Without communication, there is no citizen science. What all citizen science projects have in common, is a need for good communication. Communicating to recruit, engage, inform and educate citizens. Even communicating to thank them for their contribution after your project ends. Communication is key in all steps of the project.
The time that you have to invest in communicating with your target audience must not be underrated. Communication in citizen science is not a onetime event at the start of the project. Communication is a constant; before the start of the project, to entice people into participating in your project; during the project to educate participants, to keep them motivated and to answer their questions... and especially, don't forget to thank the volunteers after the project ends and keep them posted on project results.
The Scivil working group Communication and Participation wrote a practical guide to communication and engagement in citizen science.

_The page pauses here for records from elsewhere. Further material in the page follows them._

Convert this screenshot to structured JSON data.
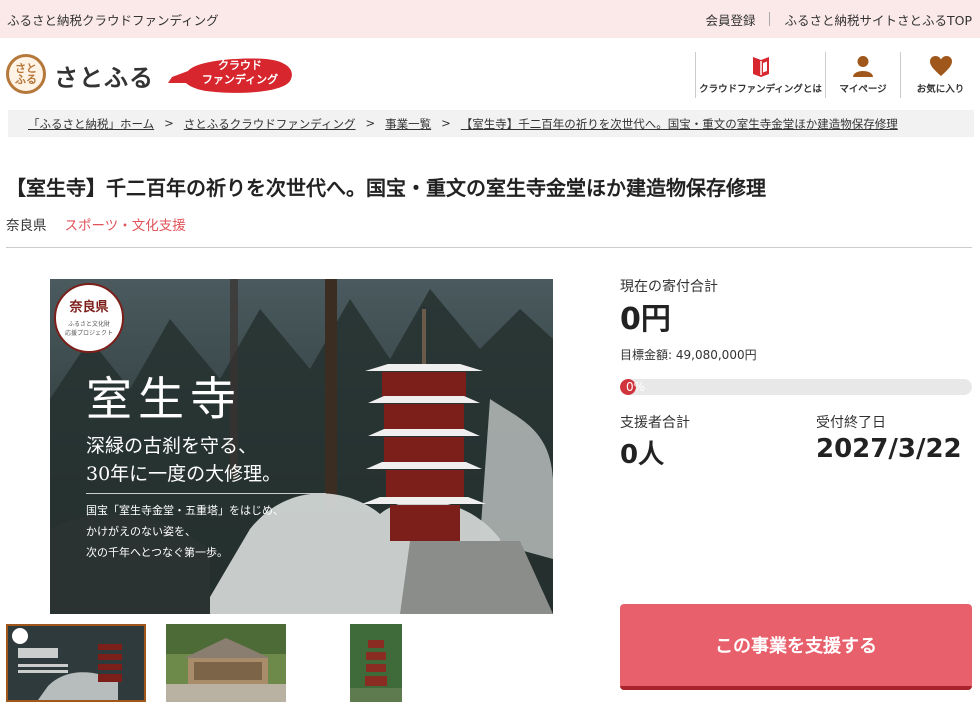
{
  "topbar": {
    "site_name": "ふるさと納税クラウドファンディング",
    "links": [
      "会員登録",
      "ふるさと納税サイトさとふるTOP"
    ]
  },
  "header": {
    "logo_mark": "さと\nふる",
    "logo_text": "さとふる",
    "badge_line1": "クラウド",
    "badge_line2": "ファンディング",
    "nav": [
      {
        "label": "クラウドファンディングとは",
        "icon": "book-icon"
      },
      {
        "label": "マイページ",
        "icon": "user-icon"
      },
      {
        "label": "お気に入り",
        "icon": "heart-icon"
      }
    ]
  },
  "breadcrumb": [
    "「ふるさと納税」ホーム",
    "さとふるクラウドファンディング",
    "事業一覧",
    "【室生寺】千二百年の祈りを次世代へ。国宝・重文の室生寺金堂ほか建造物保存修理"
  ],
  "breadcrumb_sep": ">",
  "project": {
    "title": "【室生寺】千二百年の祈りを次世代へ。国宝・重文の室生寺金堂ほか建造物保存修理",
    "prefecture": "奈良県",
    "category": "スポーツ・文化支援"
  },
  "main_image": {
    "seal_top": "奈良県",
    "seal_sub1": "ふるさと文化財",
    "seal_sub2": "応援プロジェクト",
    "headline": "室生寺",
    "sub1": "深緑の古刹を守る、",
    "sub2": "30年に一度の大修理。",
    "body1": "国宝「室生寺金堂・五重塔」をはじめ、",
    "body2": "かけがえのない姿を、",
    "body3": "次の千年へとつなぐ第一歩。"
  },
  "funding": {
    "current_label": "現在の寄付合計",
    "current_value": "0円",
    "target_label": "目標金額",
    "target_value": "49,080,000円",
    "progress_text": "0%",
    "progress_fraction": 0,
    "supporters_label": "支援者合計",
    "supporters_value": "0人",
    "deadline_label": "受付終了日",
    "deadline_value": "2027/3/22",
    "button_label": "この事業を支援する"
  },
  "colors": {
    "topbar_bg": "#fbe9ea",
    "accent_red": "#e0535a",
    "button_bg": "#e8606b",
    "progress_fill": "#d0343c"
  }
}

Download the guide for free here.
Iedereen Wetenschapper (Everyone Scientist) and SciStarter
If you are looking for (Dutch-speaking) participants in Flanders or the Netherlands, a good way to start is to add your project to the website of Iedereen Wetenschapper (Everyone Scientist) IedereenWetenschapper.be. In doing so, your project will reach thousands of enthousiastic volunteers, for free! Iedereen Wetenschapper can also help set up communication channels such as a newsletter, a Facebook page or by publishing an ad in the EOS magazine.

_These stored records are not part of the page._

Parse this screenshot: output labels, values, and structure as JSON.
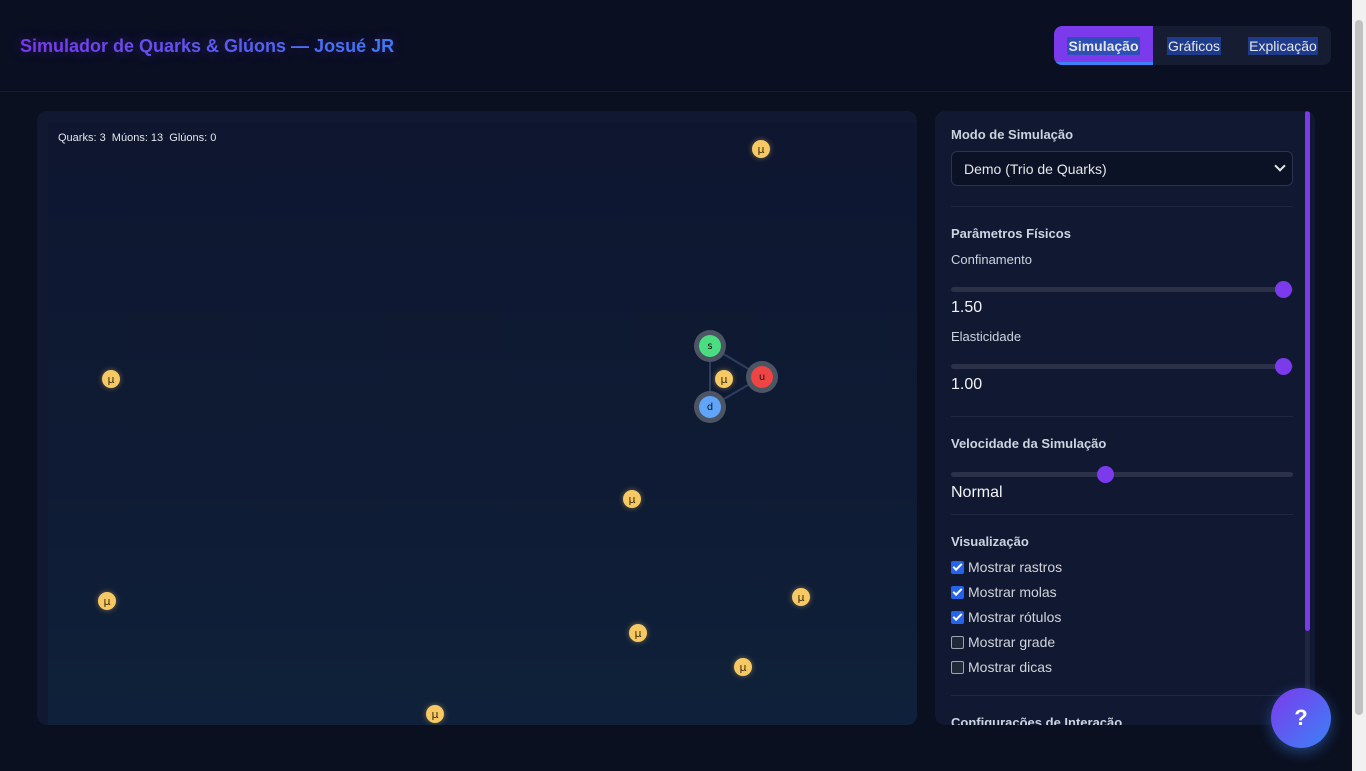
{
  "header": {
    "title": "Simulador de Quarks & Glúons — Josué JR",
    "tabs": [
      {
        "label": "Simulação",
        "active": true
      },
      {
        "label": "Gráficos",
        "active": false
      },
      {
        "label": "Explicação",
        "active": false
      }
    ]
  },
  "simulation": {
    "counters": "Quarks: 3  Múons: 13  Glúons: 0",
    "muon_symbol": "μ",
    "quarks": [
      {
        "label": "s",
        "color": "#4ade80"
      },
      {
        "label": "u",
        "color": "#ef4444"
      },
      {
        "label": "d",
        "color": "#60a5fa"
      }
    ]
  },
  "controls": {
    "mode": {
      "title": "Modo de Simulação",
      "selected": "Demo (Trio de Quarks)"
    },
    "physics": {
      "title": "Parâmetros Físicos",
      "confinement_label": "Confinamento",
      "confinement_value": "1.50",
      "confinement_fraction": 0.97,
      "elasticity_label": "Elasticidade",
      "elasticity_value": "1.00",
      "elasticity_fraction": 0.97
    },
    "speed": {
      "title": "Velocidade da Simulação",
      "value": "Normal",
      "fraction": 0.45
    },
    "visualization": {
      "title": "Visualização",
      "options": [
        {
          "label": "Mostrar rastros",
          "checked": true
        },
        {
          "label": "Mostrar molas",
          "checked": true
        },
        {
          "label": "Mostrar rótulos",
          "checked": true
        },
        {
          "label": "Mostrar grade",
          "checked": false
        },
        {
          "label": "Mostrar dicas",
          "checked": false
        }
      ]
    },
    "interaction": {
      "title": "Configurações de Interação"
    }
  },
  "help_button": "?",
  "colors": {
    "accent": "#7c3aed",
    "accent2": "#3b82f6",
    "muon": "#f6c965"
  }
}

If you are primarily looking for English-speaking participants, a good way to start is to add your project to the international platform SciStarter. Other countries also have similar platforms that promote citizen science projects; Denmark, Italy, Germany, Austria, Switzerland...

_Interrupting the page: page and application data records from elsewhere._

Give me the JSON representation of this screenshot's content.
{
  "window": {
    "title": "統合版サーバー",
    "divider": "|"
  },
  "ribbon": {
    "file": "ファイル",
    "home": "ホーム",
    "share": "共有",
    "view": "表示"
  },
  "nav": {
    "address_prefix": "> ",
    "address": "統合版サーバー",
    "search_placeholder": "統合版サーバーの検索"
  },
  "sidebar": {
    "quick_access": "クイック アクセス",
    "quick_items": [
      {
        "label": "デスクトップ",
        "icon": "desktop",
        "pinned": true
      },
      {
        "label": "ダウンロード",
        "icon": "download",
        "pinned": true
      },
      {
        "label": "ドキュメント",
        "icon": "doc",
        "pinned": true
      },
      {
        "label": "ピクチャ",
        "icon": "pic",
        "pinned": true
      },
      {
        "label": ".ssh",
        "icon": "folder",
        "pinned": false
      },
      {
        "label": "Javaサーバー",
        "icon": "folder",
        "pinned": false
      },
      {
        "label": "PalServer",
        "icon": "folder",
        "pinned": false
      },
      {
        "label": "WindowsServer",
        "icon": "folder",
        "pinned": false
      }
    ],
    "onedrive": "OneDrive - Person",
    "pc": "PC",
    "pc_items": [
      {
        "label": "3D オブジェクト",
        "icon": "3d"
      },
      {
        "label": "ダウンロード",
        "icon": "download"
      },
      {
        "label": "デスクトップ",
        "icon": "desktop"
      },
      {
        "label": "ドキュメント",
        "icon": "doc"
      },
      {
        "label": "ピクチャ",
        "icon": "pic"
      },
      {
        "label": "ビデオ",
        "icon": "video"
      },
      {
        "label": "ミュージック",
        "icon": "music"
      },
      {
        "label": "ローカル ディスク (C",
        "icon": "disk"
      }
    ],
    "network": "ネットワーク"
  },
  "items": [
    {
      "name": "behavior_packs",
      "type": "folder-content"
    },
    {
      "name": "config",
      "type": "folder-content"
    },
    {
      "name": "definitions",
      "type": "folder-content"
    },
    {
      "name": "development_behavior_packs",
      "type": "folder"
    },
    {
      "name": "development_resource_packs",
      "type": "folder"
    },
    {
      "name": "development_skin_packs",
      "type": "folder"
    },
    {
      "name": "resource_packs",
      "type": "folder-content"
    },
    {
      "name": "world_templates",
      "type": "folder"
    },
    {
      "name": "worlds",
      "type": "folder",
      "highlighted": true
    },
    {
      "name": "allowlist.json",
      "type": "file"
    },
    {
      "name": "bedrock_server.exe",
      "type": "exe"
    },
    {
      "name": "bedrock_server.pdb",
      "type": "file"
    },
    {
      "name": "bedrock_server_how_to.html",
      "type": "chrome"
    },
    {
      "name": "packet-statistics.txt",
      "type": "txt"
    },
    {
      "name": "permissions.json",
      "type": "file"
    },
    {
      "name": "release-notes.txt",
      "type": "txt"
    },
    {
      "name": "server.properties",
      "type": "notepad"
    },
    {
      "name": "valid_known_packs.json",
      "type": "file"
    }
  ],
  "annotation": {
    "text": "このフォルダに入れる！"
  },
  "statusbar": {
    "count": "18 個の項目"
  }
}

Emma Durham, Helen Baker, Matt Smith, Elizabeth Moore & Vicky Morgan, The BiodivERsA Stakeholder Engagement Handbook. (BiodivERsA, 2014)
Community Planning Toolkit: Community Engagement. (Community Places, 2014)
Hilary Geoghegan ea. Understanding motivations for citizen science. (UK Environmental Observation Framework, 2016)
Joe Cox, Eun Young Oh, Brooke Simmons e.a., Doing good online: the changing relationships between motivations, activity and retention among online volunteers. (Nonprofit and Voluntary Sector Quarterly, 2017)
Carina Veeckman, Sarah Talboom, Liesbeth Gijsel, Hilde Devoghel & Annelies Duerinckx, Communicatie bij burgerwetenschap. (Scivil, 2019) (Dutch)
Wessel Ganzevoort, & Riyan Van den Born, Citizen scientists: Een onderzoek naar de motivaties en visies op data delen van vrijwillige natuurwaarnemers. (Radboud University, 2016) (Dutch)